Yet, despite a 1992 agreement for countries involved in the Crimean Tatars’ deportation to help fund the costs of their resettlement, so far, only Ukraine has contributed any money towards this goal. No help has been forthcoming from the Uzbek government towards the actual cost of return and house prices in Uzbekistan have been depressed by the country’s dire economic situation. In addition, despite a 1998 agreement between Ukraine and Uzbekistan to facilitate the transfer of citizenship, it can still take up to a year to receive a Ukrainian passport, and the fees for renouncing Uzbek citizenship remain high.

Nor are the problems entirely financial or bureaucratic. Bekir Ganiev, 30, has already received his Ukrainian passport. He, like his compatriots, wants to live in the Crimea. But Bekir can see for himself the unsatisfactory conditions in which those Tatars who have returned to the Crimea exist. The majority live in cramped conditions in villages with limited housing, water, electricity, roads and other amenities, while over 60 percent of the Tatar population in the Crimea are unemployed. They still have only limited rights. Worse still, ethnic conflict prevails. Revered sites such as the grave of the 19th century Crimean Tatar national hero Ismail Bey Gasprinskii has recently been defaced by Slavic skinhead gangs. Faced with such prospects, Bekir, a successful businessman with a modern flat in Tashkent, says he will not return.

By all accounts, nostalgia for Central Asia runs high in the Crimea. Alie Akimova, who lives in Tashkent, tells how in 1990 her parents returned home. She speaks sadly of her father’s death after only two years, how he lived alone with his wife in a tiny house without a courtyard or garden and no relatives to visit him. In Uzbekistan, she said, deportees used to meet and ask, "‘Where are you from?’ The answer would be ‘Alushta, Kerch, Bahcesaray, Simferopol and other towns and regions of the Crimea. And now, back in the Crimea, they ask each other the same question. And in reply they say nostalgically ‘Andizhan, Fergana, Shakhrisabz, Tashkent…’"

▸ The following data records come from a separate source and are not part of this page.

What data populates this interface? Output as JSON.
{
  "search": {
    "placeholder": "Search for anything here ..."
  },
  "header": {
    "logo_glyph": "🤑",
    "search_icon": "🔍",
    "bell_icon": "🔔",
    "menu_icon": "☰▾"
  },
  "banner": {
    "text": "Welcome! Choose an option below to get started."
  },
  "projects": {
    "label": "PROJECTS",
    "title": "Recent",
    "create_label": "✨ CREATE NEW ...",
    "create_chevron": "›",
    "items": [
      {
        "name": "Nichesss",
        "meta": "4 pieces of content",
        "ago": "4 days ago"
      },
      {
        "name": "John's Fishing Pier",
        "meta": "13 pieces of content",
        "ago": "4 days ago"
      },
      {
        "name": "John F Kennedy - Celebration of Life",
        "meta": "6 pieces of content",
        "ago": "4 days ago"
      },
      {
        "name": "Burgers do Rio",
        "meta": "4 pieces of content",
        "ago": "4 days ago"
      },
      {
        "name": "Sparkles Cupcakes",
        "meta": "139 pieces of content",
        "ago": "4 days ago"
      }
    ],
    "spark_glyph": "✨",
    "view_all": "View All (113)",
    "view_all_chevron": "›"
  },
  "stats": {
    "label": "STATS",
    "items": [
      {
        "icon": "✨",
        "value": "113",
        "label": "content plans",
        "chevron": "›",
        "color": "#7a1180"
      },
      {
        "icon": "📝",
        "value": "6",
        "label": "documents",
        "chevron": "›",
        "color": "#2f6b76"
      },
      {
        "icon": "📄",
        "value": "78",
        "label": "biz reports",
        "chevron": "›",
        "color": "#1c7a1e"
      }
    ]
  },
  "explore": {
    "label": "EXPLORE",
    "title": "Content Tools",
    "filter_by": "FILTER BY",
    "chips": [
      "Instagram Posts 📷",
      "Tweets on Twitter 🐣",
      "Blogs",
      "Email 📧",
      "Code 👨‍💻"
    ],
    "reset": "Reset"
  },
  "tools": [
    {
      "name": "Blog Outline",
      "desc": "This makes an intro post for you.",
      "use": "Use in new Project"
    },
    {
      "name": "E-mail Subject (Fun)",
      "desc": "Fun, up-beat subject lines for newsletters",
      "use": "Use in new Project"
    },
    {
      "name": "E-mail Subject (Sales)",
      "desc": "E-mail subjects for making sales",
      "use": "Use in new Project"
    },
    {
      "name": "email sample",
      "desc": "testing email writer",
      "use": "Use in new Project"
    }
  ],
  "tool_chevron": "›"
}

While much of the nostalgia can be attributed to a general longing for the lost security of the Soviet Union, in Uzbekistan the homing instinct lives on. "Many of our friends have returned," said Suzanna Hanzima, Ali’s wife. "Yes, it’s hard, but they have worked so hard to get back there. Despite all the problems, they say it’s wonderful finally to be home."

Editor’s Note: Lucy Kelaart is a freelance journalist specializing in Central Asia. Genya Vasyuta is a photographer based in Tashkent.

Source: EurasiaNet